Using the data below, show every line where the word "thumbnail" occurs.

[Stored dataset items]
- Opening Delimiter -

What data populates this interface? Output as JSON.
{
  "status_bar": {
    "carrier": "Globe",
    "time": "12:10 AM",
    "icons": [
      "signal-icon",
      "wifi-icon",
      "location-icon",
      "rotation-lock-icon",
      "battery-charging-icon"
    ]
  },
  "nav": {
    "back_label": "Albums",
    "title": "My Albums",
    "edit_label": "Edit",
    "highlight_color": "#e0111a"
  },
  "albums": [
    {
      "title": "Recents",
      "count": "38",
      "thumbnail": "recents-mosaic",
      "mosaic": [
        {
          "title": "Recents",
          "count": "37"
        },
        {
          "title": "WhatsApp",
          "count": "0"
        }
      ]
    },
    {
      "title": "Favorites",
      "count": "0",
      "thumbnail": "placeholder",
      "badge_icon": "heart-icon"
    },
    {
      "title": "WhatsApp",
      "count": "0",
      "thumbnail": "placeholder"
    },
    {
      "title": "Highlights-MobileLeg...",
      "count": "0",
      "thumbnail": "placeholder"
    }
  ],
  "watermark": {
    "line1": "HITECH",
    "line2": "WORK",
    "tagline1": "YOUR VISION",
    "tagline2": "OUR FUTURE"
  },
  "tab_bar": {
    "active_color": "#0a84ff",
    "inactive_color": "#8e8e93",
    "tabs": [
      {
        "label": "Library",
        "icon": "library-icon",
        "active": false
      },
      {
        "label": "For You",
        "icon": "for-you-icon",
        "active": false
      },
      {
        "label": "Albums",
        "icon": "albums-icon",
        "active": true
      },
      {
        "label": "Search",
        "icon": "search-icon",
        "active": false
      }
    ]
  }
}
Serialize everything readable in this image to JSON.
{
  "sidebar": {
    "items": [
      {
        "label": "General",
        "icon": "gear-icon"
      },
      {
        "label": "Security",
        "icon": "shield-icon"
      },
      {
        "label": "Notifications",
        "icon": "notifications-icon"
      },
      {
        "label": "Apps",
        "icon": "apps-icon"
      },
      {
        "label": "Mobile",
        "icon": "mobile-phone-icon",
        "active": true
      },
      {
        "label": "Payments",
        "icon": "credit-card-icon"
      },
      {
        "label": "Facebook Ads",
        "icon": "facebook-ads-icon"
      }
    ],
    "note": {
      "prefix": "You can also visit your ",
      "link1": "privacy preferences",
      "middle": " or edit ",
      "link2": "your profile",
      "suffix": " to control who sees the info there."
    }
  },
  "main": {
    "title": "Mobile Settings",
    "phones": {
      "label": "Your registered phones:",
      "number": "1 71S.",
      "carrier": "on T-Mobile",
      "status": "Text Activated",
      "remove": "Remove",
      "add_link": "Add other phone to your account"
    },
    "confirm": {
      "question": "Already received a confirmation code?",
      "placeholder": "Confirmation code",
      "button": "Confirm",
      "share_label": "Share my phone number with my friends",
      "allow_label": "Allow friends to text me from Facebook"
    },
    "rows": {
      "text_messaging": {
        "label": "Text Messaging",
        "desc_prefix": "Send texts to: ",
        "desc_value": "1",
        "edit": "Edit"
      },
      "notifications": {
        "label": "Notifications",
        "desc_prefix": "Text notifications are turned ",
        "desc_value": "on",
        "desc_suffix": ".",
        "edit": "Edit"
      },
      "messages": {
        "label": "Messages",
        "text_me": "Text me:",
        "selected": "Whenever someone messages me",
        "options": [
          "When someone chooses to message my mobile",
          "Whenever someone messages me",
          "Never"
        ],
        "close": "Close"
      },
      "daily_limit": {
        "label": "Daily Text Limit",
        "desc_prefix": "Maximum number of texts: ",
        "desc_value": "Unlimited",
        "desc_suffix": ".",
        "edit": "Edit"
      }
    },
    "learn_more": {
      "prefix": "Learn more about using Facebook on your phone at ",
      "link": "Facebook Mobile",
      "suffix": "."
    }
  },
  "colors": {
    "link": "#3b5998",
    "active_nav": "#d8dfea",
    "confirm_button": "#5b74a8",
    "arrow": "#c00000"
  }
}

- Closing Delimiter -

*ANSWER TO THIS TASK*
      "thumbnail": "recents-mosaic",
      "thumbnail": "placeholder",
      "thumbnail": "placeholder"
      "thumbnail": "placeholder"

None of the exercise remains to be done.